■ DATA FOR REVIEW

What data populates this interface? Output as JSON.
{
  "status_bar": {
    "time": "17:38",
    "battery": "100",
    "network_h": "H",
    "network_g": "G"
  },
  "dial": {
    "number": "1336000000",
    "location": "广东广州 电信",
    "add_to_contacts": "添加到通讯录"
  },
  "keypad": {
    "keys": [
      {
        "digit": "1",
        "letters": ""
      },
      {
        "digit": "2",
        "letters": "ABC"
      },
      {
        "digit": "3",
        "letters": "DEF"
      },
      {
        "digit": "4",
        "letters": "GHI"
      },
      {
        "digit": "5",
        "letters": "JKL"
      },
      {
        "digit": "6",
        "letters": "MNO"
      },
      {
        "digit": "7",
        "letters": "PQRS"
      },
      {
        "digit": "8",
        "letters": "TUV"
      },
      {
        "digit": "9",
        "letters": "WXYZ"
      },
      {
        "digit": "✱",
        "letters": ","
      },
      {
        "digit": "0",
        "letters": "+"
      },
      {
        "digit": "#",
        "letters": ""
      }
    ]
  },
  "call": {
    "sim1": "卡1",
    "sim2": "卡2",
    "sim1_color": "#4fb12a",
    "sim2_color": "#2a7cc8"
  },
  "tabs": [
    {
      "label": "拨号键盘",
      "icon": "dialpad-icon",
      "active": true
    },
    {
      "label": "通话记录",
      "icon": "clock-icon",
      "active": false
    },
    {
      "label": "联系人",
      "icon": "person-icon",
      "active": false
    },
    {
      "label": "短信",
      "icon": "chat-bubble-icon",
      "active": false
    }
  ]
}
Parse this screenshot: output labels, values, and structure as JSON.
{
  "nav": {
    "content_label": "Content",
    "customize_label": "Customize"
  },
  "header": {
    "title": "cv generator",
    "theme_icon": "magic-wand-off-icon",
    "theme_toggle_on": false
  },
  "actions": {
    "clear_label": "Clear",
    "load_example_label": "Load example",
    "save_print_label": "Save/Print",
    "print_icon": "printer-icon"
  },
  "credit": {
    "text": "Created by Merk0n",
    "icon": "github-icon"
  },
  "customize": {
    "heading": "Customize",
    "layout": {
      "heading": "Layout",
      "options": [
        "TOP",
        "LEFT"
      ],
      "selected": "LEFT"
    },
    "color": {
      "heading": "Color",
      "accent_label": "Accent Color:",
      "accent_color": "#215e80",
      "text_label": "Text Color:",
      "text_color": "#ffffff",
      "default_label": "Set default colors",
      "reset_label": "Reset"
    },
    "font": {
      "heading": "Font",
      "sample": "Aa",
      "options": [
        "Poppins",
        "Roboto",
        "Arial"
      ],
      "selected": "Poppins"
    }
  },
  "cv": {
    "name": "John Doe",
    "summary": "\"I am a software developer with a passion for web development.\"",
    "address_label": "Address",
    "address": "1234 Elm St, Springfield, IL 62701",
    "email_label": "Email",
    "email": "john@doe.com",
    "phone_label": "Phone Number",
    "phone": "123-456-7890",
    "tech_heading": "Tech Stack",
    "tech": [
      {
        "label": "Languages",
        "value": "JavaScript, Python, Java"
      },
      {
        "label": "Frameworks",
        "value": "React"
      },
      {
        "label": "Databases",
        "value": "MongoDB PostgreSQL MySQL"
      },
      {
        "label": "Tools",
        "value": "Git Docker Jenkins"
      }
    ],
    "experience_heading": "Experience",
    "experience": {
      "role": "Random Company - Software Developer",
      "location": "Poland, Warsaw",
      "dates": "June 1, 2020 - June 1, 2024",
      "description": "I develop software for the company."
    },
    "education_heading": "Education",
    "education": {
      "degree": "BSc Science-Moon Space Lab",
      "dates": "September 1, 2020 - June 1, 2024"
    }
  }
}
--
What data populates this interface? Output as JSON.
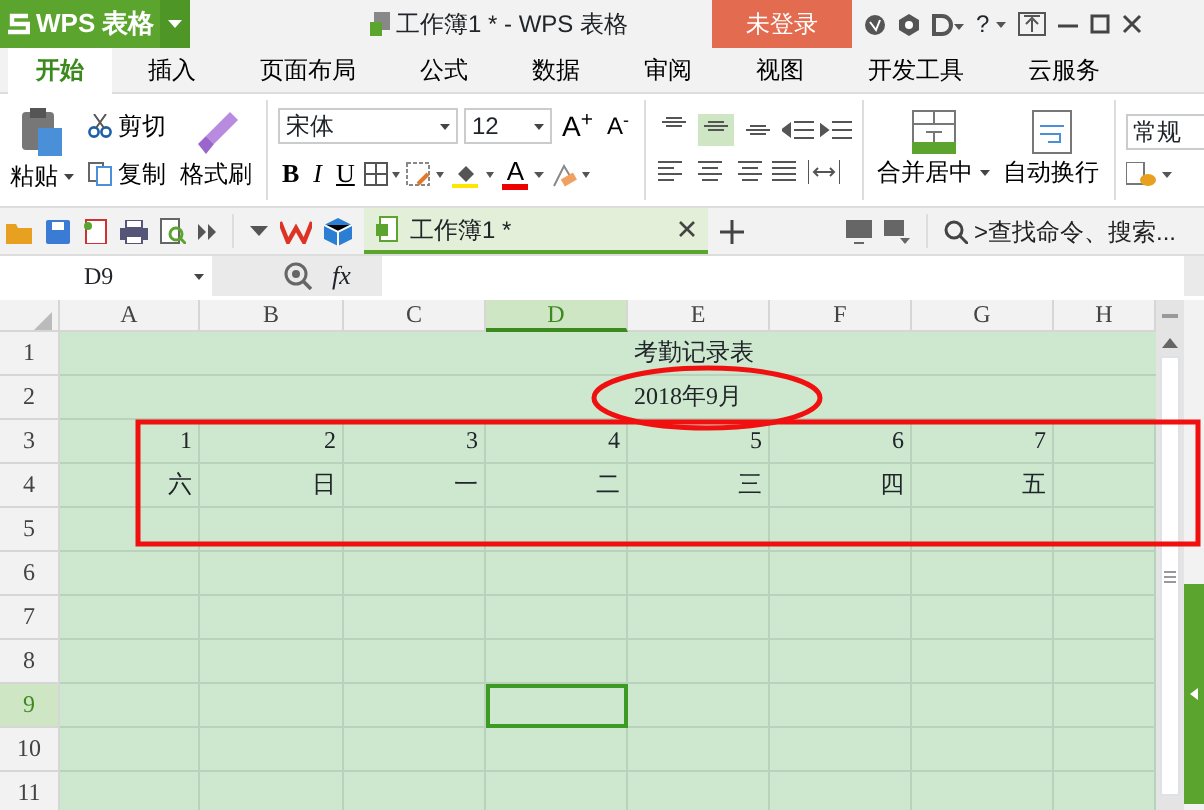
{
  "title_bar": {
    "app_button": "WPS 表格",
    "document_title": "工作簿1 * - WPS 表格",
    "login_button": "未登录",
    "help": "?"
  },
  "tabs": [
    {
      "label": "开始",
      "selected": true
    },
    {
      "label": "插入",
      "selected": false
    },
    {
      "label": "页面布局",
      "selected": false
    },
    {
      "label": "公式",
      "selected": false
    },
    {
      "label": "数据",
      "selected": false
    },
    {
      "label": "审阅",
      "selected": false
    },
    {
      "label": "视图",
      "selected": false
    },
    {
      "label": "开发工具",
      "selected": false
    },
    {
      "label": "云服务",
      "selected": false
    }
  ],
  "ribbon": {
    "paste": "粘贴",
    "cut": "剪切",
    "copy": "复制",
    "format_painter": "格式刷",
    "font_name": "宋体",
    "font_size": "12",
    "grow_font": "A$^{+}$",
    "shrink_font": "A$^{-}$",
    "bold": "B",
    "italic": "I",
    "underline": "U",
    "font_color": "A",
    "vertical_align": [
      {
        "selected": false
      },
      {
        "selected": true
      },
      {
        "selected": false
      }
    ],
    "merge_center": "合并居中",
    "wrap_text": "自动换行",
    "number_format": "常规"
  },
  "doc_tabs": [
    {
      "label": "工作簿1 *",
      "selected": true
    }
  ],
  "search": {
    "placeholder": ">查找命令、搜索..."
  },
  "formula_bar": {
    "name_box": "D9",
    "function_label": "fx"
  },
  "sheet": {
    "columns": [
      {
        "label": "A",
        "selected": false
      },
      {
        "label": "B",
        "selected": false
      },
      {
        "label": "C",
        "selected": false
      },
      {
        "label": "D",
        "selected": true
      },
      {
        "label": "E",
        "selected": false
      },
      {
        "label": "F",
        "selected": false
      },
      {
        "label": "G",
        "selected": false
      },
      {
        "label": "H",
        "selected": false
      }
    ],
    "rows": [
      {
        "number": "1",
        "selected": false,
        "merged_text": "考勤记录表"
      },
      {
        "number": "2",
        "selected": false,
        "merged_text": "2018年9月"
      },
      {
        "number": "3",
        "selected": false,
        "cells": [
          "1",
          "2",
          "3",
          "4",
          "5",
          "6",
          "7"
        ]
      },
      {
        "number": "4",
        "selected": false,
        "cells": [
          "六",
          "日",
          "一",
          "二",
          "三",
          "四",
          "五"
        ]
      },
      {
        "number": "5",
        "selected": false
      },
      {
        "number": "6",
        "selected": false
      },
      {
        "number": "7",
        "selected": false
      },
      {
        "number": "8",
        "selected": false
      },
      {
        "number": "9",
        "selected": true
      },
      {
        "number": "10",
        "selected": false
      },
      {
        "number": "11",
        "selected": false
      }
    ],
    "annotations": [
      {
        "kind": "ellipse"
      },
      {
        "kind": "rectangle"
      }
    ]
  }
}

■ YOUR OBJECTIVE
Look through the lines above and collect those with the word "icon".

■ ANSWER SECTION
      "icon": "dialpad-icon",
      "icon": "clock-icon",
      "icon": "person-icon",
      "icon": "chat-bubble-icon",
    "theme_icon": "magic-wand-off-icon",
    "print_icon": "printer-icon"
    "icon": "github-icon"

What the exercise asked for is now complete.